P Chidambarams tenure as finance minister in the last 54 months saw the Indian economy register 9 per cent plus growth in three consecutive years that resulted in buoyant tax collections. But record-high crude oil prices and populist schemes announced by the Congress-led coalition government eroded many gains achieved in the first four years.
Chidambarams initiatives on the tax policy front resulted in revenue collections posting a compounded annual growth rate (CAGR) of 22 per cent. He made tax administration more efficient and introduced new taxes like the fringe benefit tax, the cash withdrawal tax and the securities transaction tax. He also widened the service tax net to cover many more services.
Also, the successful rollout of the value added tax by the state governments, with the Centre willing to compensate for any loss incurred for shifting to the new tax regime, happened in the last three years. On the tax policy front, Chidambaram merged the tax rate of CENVAT, which is a tax on goods, and service tax, so that goods and services were equally taxed as part of the move to introduce a goods and services tax.
Buoyant tax revenues helped him rein in fiscal and revenue deficits under the Fiscal Responsibility and Budget Management Act, till March 2008. From a fiscal deficit of 4.5 per cent in 2003-04, the aim was to bring it down to 3 per cent in the current fiscal ending March 2009. But the implementation of the Sixth Pay Commission recommendations, the populist farmers debt waiver scheme and an economic slowdown will make the finance ministers task difficult.
Initial estimates show that the Centre is likely to run a fiscal deficit of 4.49 per cent of GDP in the current fiscal. This deficit will be much higher if off-budget liabilities on account of subsidies granted through bonds for the oil, food and fertiliser sectors are also included.
On the expenditure front, Chidambaram had enforced a tight leash with revenue expenditure growing by only 12.69 per cent year-on-year. But capital expenditure, which is required to create productive assets, actually registered a negative CAGR of 3.2 per cent during his tenure.
The last three years also saw a rush of capital into the country as portfolio investors pumped in record money into the stock market and private equity players too contributed to this growth. This created a piquant problem for the government and also for the Reserve Bank of India.
Record flow of capital meant increase in money supply that put upward pressure on inflation. Indias central bank responded by tightening its monetary policy by increasing key rates like repo rate (the rate at which the central bank lends money to the banks) from 6 per cent to a peak of 9 per cent. RBI also increased the cash-reserve ratio from 4.5 per cent to a peak level of 9 per cent to suck money out of the system. These rates, however, were brought down in the last few months as the economy faced a liquidity squeeze in the wake of the global financial turmoil.

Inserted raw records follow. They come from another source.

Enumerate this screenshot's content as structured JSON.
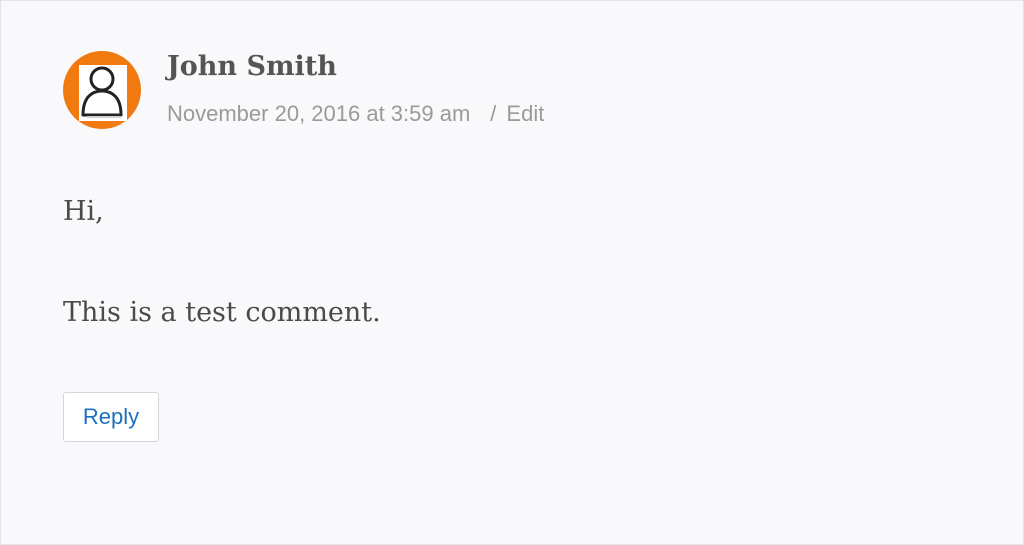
{
  "comment": {
    "author": "John Smith",
    "date": "November 20, 2016 at 3:59 am",
    "separator": "/",
    "edit_label": "Edit",
    "paragraphs": [
      "Hi,",
      "This is a test comment."
    ],
    "reply_label": "Reply",
    "avatar_icon": "default-user-avatar-icon"
  },
  "colors": {
    "avatar_bg": "#f07a10",
    "link": "#1e6fbf",
    "meta_text": "#9a9a9a",
    "body_text": "#4a4a4a"
  }
}
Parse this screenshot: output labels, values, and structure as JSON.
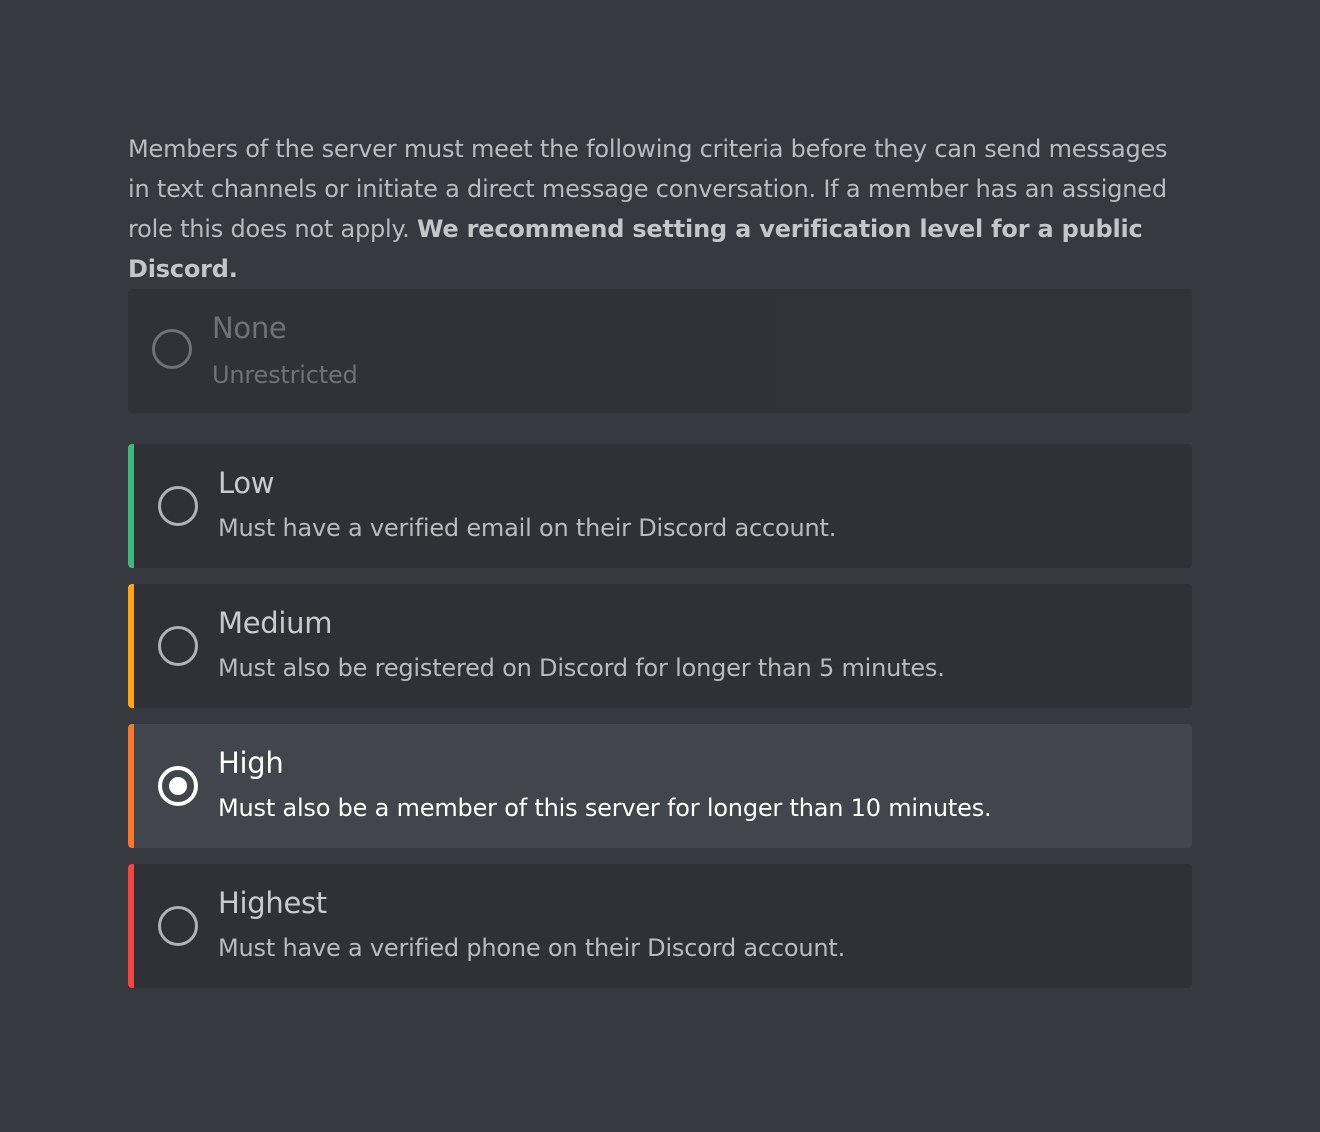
{
  "description": {
    "text": "Members of the server must meet the following criteria before they can send messages in text channels or initiate a direct message conversation. If a member has an assigned role this does not apply. ",
    "bold": "We recommend setting a verification level for a public Discord."
  },
  "levels": [
    {
      "title": "None",
      "description": "Unrestricted",
      "color": "",
      "state": "disabled"
    },
    {
      "title": "Low",
      "description": "Must have a verified email on their Discord account.",
      "color": "#43b581",
      "state": "unselected"
    },
    {
      "title": "Medium",
      "description": "Must also be registered on Discord for longer than 5 minutes.",
      "color": "#faa61a",
      "state": "unselected"
    },
    {
      "title": "High",
      "description": "Must also be a member of this server for longer than 10 minutes.",
      "color": "#f57731",
      "state": "selected"
    },
    {
      "title": "Highest",
      "description": "Must have a verified phone on their Discord account.",
      "color": "#f04747",
      "state": "unselected"
    }
  ]
}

Headline inflation remained under control for most of his tenure but the increase in crude oil prices resulted in inflation hitting a 16-year high of 12.9 per cent this year. When Chidambaram took over as finance minister, the Wholesale Price Index-based inflation was 5.02 per cent. As crude oil prices have declined in the last few weeks, the annual inflation rate too has come down to less than 9 per cent.
Many capital market reforms like corporatisation and demutualisation of stock exchanges, and permitting foreign investors to pick up equity in local exchanges, were initiated during his tenure.